* [Data records for software interfaces]
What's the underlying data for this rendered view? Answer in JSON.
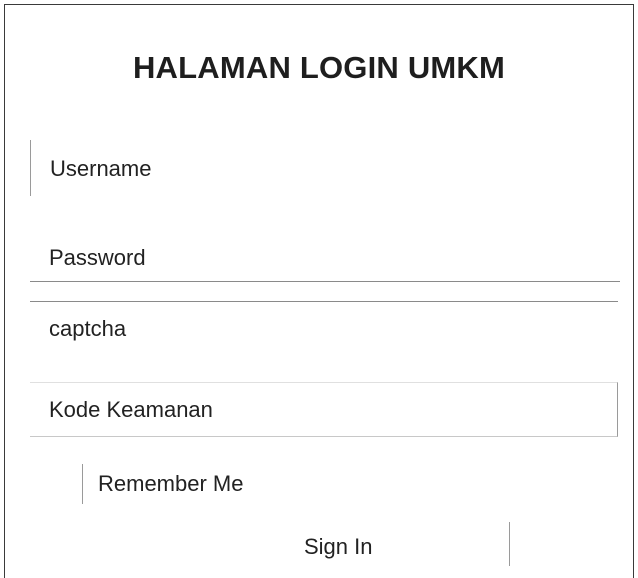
{
  "login": {
    "title": "HALAMAN LOGIN UMKM",
    "username_placeholder": "Username",
    "password_placeholder": "Password",
    "captcha_label": "captcha",
    "security_code_placeholder": "Kode Keamanan",
    "remember_label": "Remember Me",
    "sign_in_label": "Sign In"
  }
}
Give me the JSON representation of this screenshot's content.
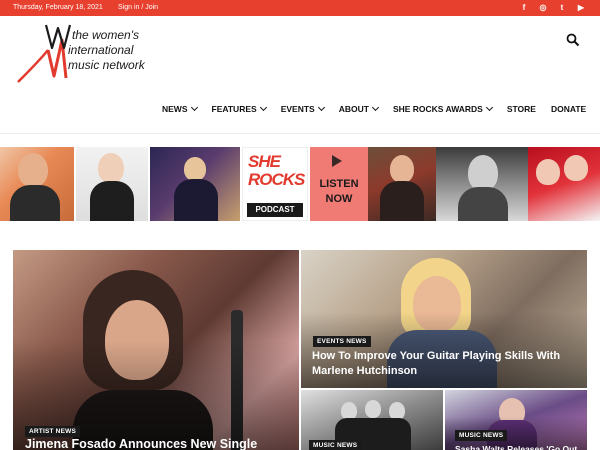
{
  "topbar": {
    "date": "Thursday, February 18, 2021",
    "signin": "Sign in / Join",
    "social": [
      "f",
      "◎",
      "t",
      "▶"
    ]
  },
  "logo": {
    "line1": "the women's",
    "line2": "international",
    "line3": "music network"
  },
  "nav": {
    "items": [
      {
        "label": "NEWS",
        "dropdown": true
      },
      {
        "label": "FEATURES",
        "dropdown": true
      },
      {
        "label": "EVENTS",
        "dropdown": true
      },
      {
        "label": "ABOUT",
        "dropdown": true
      },
      {
        "label": "SHE ROCKS AWARDS",
        "dropdown": true
      },
      {
        "label": "STORE",
        "dropdown": false
      },
      {
        "label": "DONATE",
        "dropdown": false
      }
    ]
  },
  "banner": {
    "she": "SHE",
    "rocks": "ROCKS",
    "podcast": "PODCAST",
    "listen_line1": "LISTEN",
    "listen_line2": "NOW"
  },
  "articles": {
    "main": {
      "category": "ARTIST NEWS",
      "title": "Jimena Fosado Announces New Single"
    },
    "top": {
      "category": "EVENTS NEWS",
      "title": "How To Improve Your Guitar Playing Skills With Marlene Hutchinson"
    },
    "bottom_left": {
      "category": "MUSIC NEWS"
    },
    "bottom_right": {
      "category": "MUSIC NEWS",
      "title": "Sasha Walts Releases 'Go Out"
    }
  },
  "colors": {
    "accent": "#e8402f",
    "dark": "#1a1a1a"
  }
}
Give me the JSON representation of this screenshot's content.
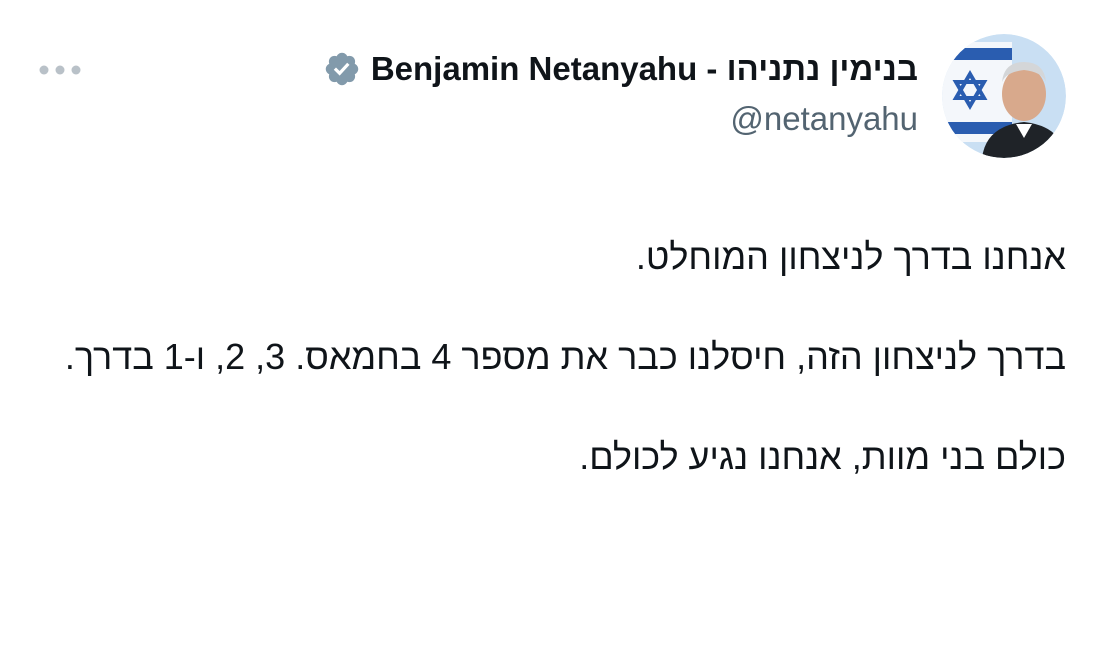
{
  "author": {
    "display_name": "בנימין נתניהו - Benjamin Netanyahu",
    "handle": "@netanyahu",
    "verified": true,
    "verified_color": "#829aab",
    "avatar_icon": "profile-photo-israeli-flag"
  },
  "menu": {
    "icon": "more-horizontal-icon"
  },
  "tweet": {
    "paragraphs": [
      "אנחנו בדרך לניצחון המוחלט.",
      "בדרך לניצחון הזה, חיסלנו כבר את מספר 4 בחמאס. 3, 2, ו-1 בדרך.",
      "כולם בני מוות, אנחנו נגיע לכולם."
    ]
  },
  "colors": {
    "text": "#0f1419",
    "secondary": "#536471",
    "background": "#ffffff"
  }
}
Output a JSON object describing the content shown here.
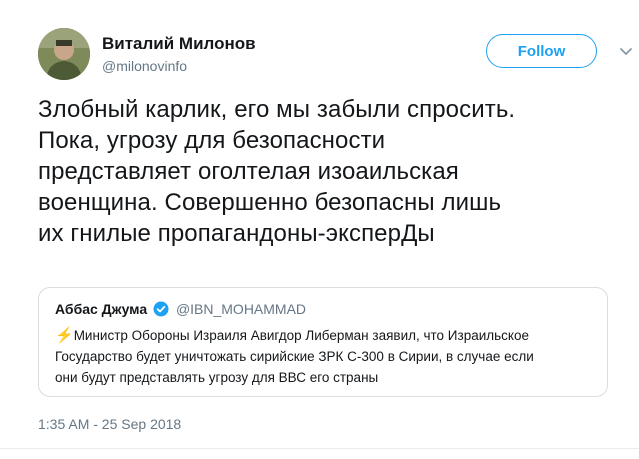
{
  "user": {
    "name": "Виталий Милонов",
    "handle": "@milonovinfo",
    "follow_label": "Follow"
  },
  "tweet": {
    "lines": [
      "Злобный карлик, его мы забыли спросить.",
      "Пока, угрозу для безопасности",
      "представляет оголтелая изоаильская",
      "военщина. Совершенно безопасны лишь",
      "их гнилые пропагандоны-эксперДы"
    ],
    "timestamp": "1:35 AM - 25 Sep 2018"
  },
  "quoted": {
    "name": "Аббас Джума",
    "handle": "@IBN_MOHAMMAD",
    "bolt": "⚡",
    "lines": [
      "Министр Обороны Израиля Авигдор Либерман заявил, что Израильское",
      "Государство будет уничтожать сирийские ЗРК С-300 в Сирии, в случае если",
      "они будут представлять угрозу для ВВС его страны"
    ]
  },
  "colors": {
    "accent": "#1da1f2",
    "secondary_text": "#657786",
    "border": "#d9dee3"
  },
  "icons": {
    "verified": "verified-badge-icon",
    "caret": "chevron-down-icon",
    "bolt": "lightning-emoji"
  }
}
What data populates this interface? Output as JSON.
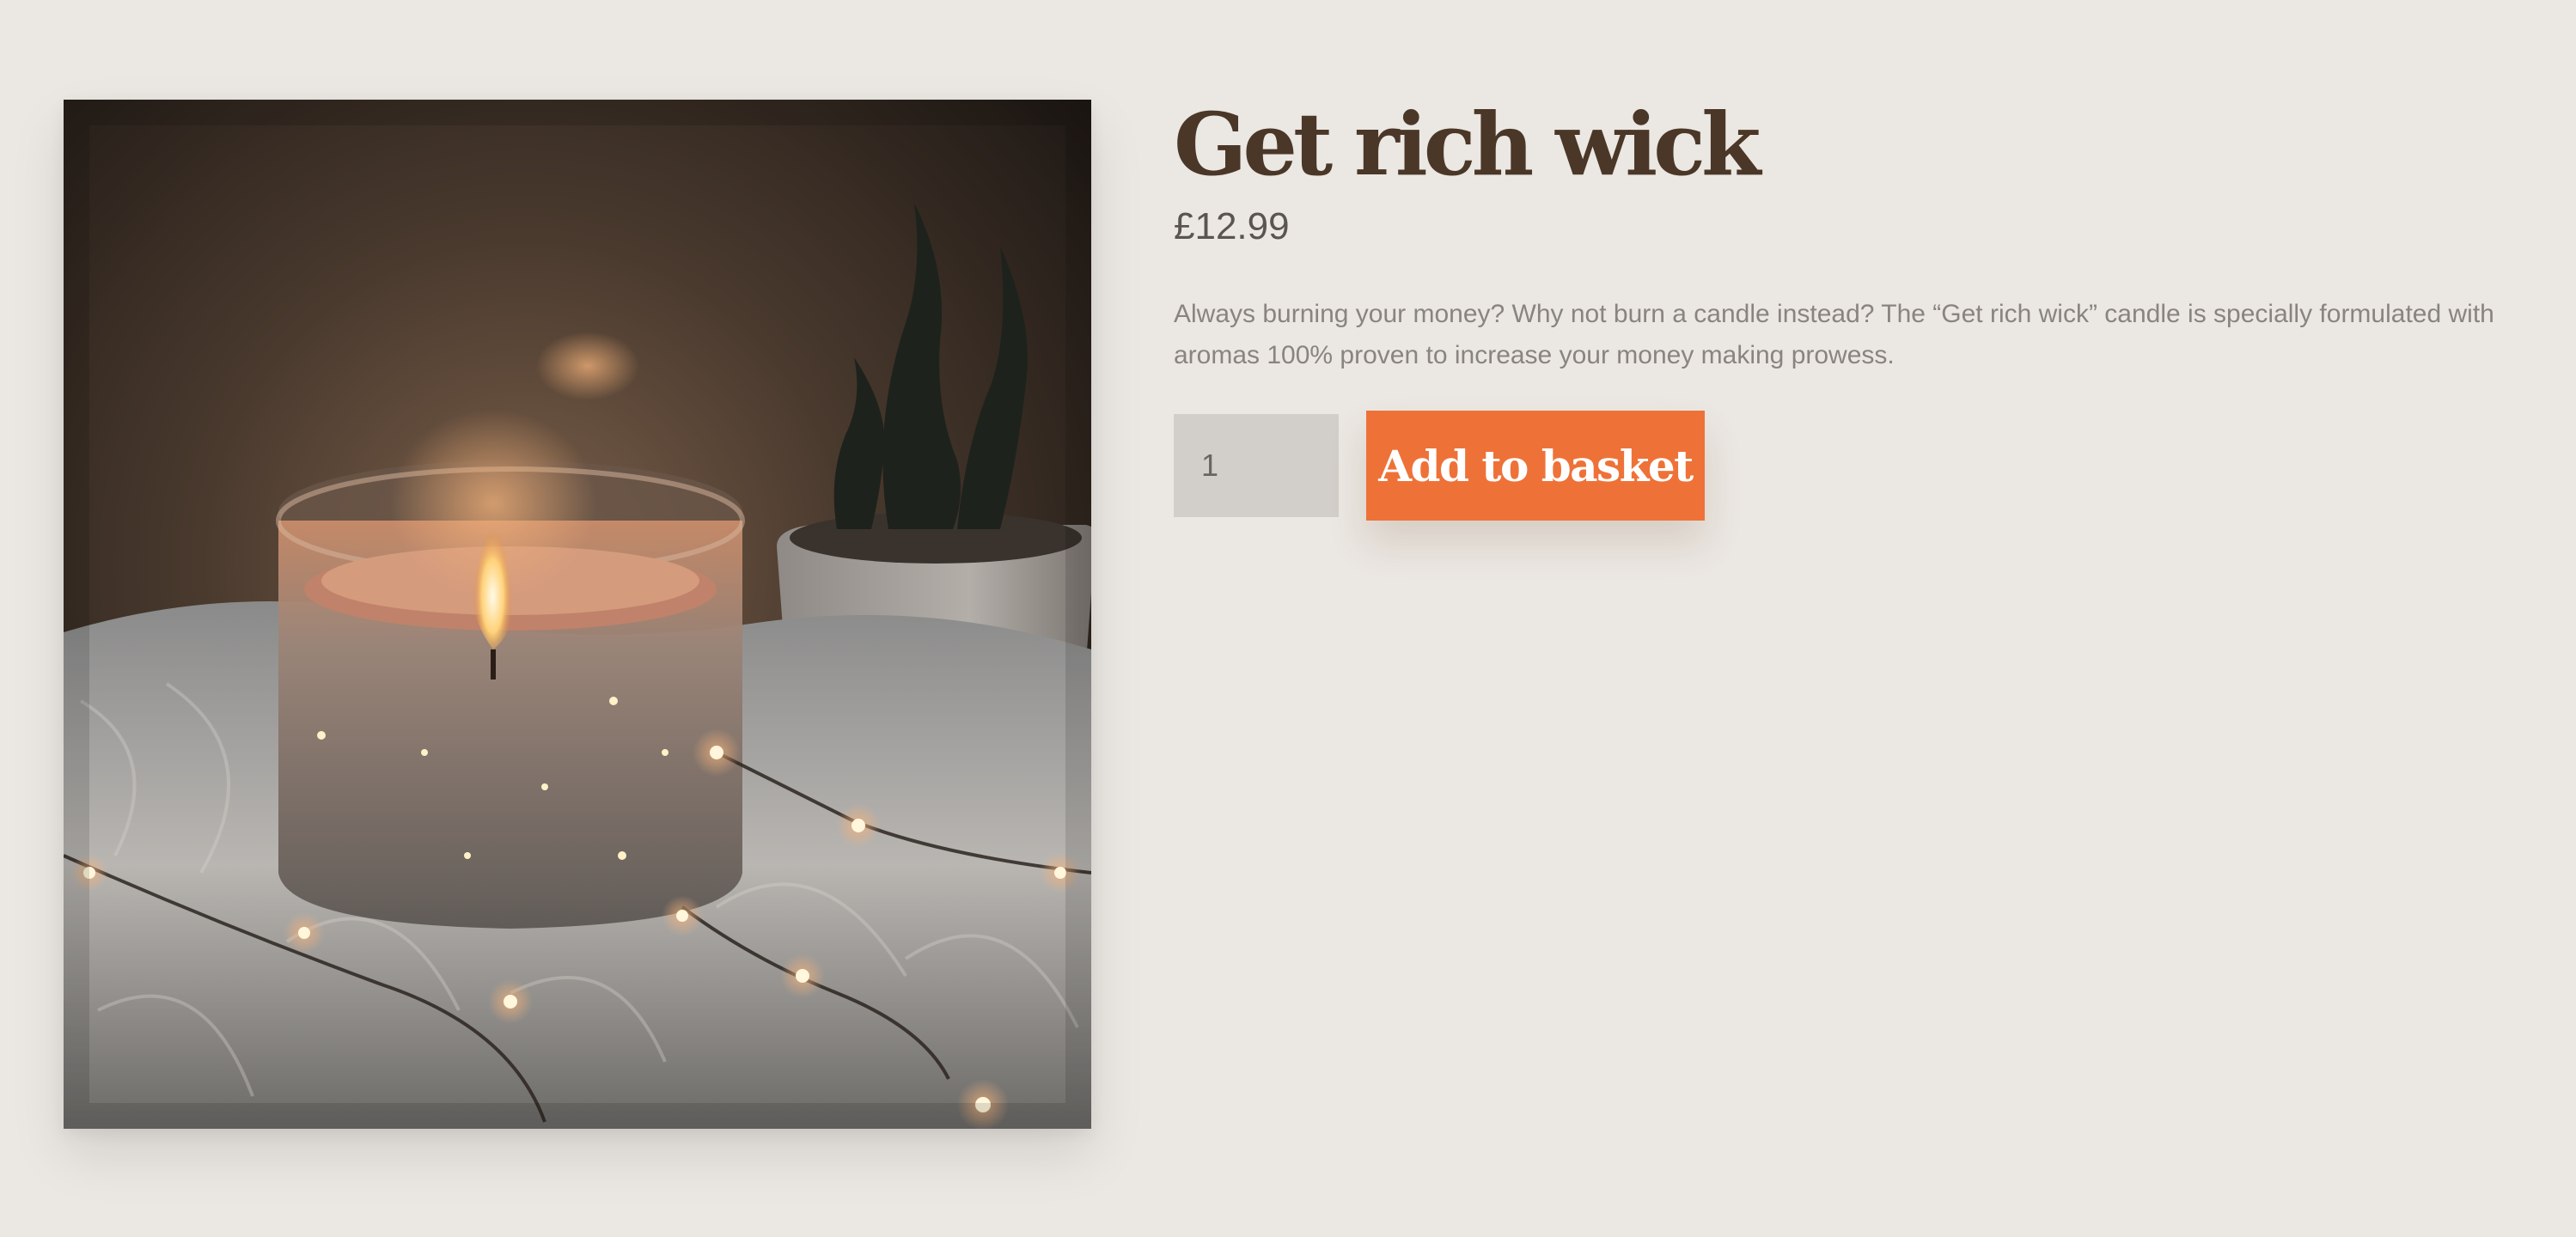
{
  "product": {
    "image_alt": "Lit candle in a glass jar on faux fur with fairy lights and a small potted plant",
    "title": "Get rich wick",
    "price": "£12.99",
    "description": "Always burning your money? Why not burn a candle instead? The “Get rich wick” candle is specially formulated with aromas 100% proven to increase your money making prowess."
  },
  "purchase": {
    "quantity_value": "1",
    "add_to_basket_label": "Add to basket"
  },
  "colors": {
    "page_background": "#ebe7e2",
    "title": "#4a3728",
    "button": "#ee7238"
  }
}
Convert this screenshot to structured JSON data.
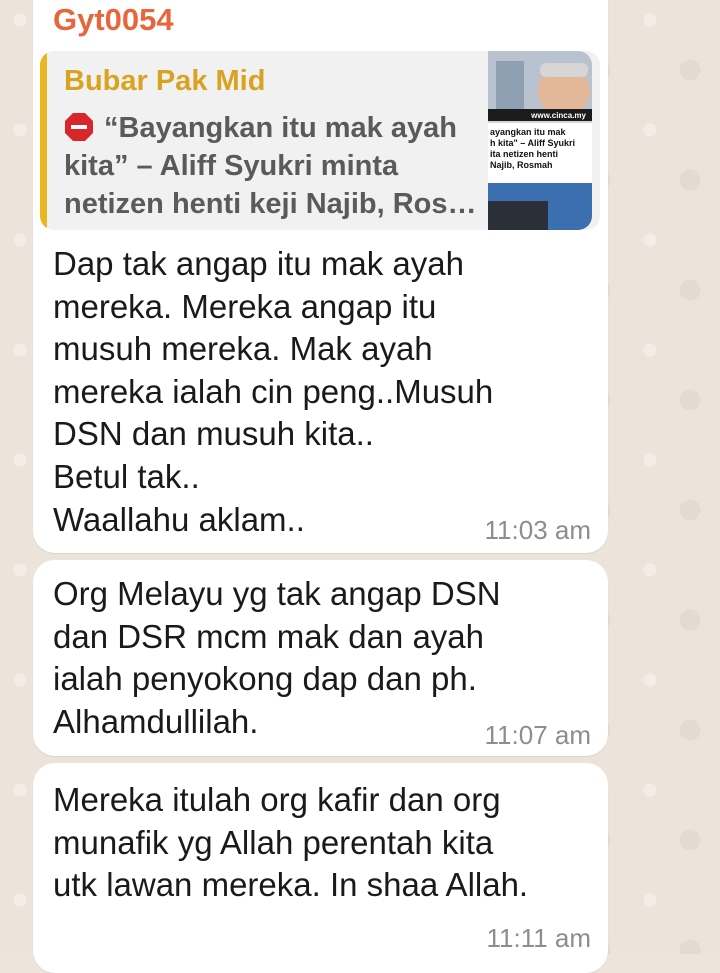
{
  "messages": [
    {
      "sender": "Gyt0054",
      "quote": {
        "author": "Bubar Pak Mid",
        "icon": "stop-sign-icon",
        "text": "“Bayangkan itu mak ayah kita” – Aliff Syukri minta netizen henti keji Najib, Ros…",
        "thumbnail": {
          "site": "www.cinca.my",
          "caption_lines": [
            "ayangkan itu mak",
            "h kita\" – Aliff Syukri",
            "ita netizen henti",
            "Najib, Rosmah"
          ]
        }
      },
      "text": "Dap tak angap itu mak ayah\nmereka. Mereka angap itu\nmusuh mereka. Mak ayah\nmereka ialah cin peng..Musuh\nDSN dan musuh kita..\nBetul tak..\nWaallahu aklam..",
      "time": "11:03 am"
    },
    {
      "text": "Org Melayu yg tak angap DSN\ndan DSR mcm mak dan ayah\nialah penyokong dap dan ph.\nAlhamdullilah.",
      "time": "11:07 am"
    },
    {
      "text": "Mereka itulah org kafir dan org\nmunafik yg Allah perentah kita\nutk lawan mereka. In shaa Allah.",
      "time": "11:11 am"
    }
  ],
  "colors": {
    "sender": "#e8663b",
    "quote_author": "#d9a321",
    "quote_bar": "#e9b520",
    "timestamp": "#8d8d8d"
  }
}
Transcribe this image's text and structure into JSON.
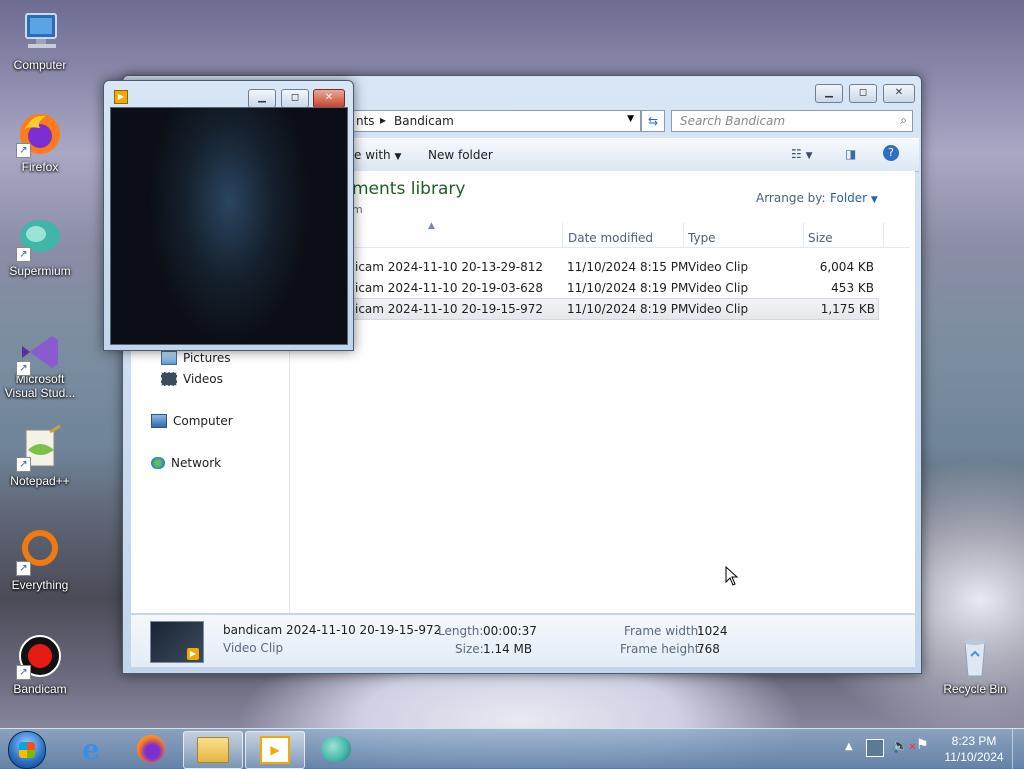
{
  "desktop": {
    "icons": [
      {
        "label": "Computer"
      },
      {
        "label": "Firefox"
      },
      {
        "label": "Supermium"
      },
      {
        "label": "Microsoft Visual Stud..."
      },
      {
        "label": "Notepad++"
      },
      {
        "label": "Everything"
      },
      {
        "label": "Bandicam"
      },
      {
        "label": "Recycle Bin"
      }
    ]
  },
  "explorer": {
    "breadcrumb": {
      "parent": "nts",
      "current": "Bandicam"
    },
    "search_placeholder": "Search Bandicam",
    "toolbar": {
      "share_with": "e with",
      "new_folder": "New folder"
    },
    "library": {
      "title": "ments library",
      "subtitle": "m",
      "arrange_label": "Arrange by:",
      "arrange_value": "Folder"
    },
    "columns": {
      "modified": "Date modified",
      "type": "Type",
      "size": "Size"
    },
    "files": [
      {
        "name": "icam 2024-11-10 20-13-29-812",
        "modified": "11/10/2024 8:15 PM",
        "type": "Video Clip",
        "size": "6,004 KB"
      },
      {
        "name": "icam 2024-11-10 20-19-03-628",
        "modified": "11/10/2024 8:19 PM",
        "type": "Video Clip",
        "size": "453 KB"
      },
      {
        "name": "icam 2024-11-10 20-19-15-972",
        "modified": "11/10/2024 8:19 PM",
        "type": "Video Clip",
        "size": "1,175 KB"
      }
    ],
    "nav": {
      "pictures": "Pictures",
      "videos": "Videos",
      "computer": "Computer",
      "network": "Network"
    },
    "details": {
      "filename": "bandicam 2024-11-10 20-19-15-972",
      "filetype": "Video Clip",
      "length_label": "Length:",
      "length_value": "00:00:37",
      "size_label": "Size:",
      "size_value": "1.14 MB",
      "frame_width_label": "Frame width:",
      "frame_width_value": "1024",
      "frame_height_label": "Frame height:",
      "frame_height_value": "768"
    }
  },
  "taskbar": {
    "time": "8:23 PM",
    "date": "11/10/2024"
  }
}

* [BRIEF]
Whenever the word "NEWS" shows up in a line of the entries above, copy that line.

* [RESPONSE FOR THIS EXERCISE]
        "label": "NEWS",
      "category": "ARTIST NEWS",
      "category": "EVENTS NEWS",
      "category": "MUSIC NEWS"
      "category": "MUSIC NEWS",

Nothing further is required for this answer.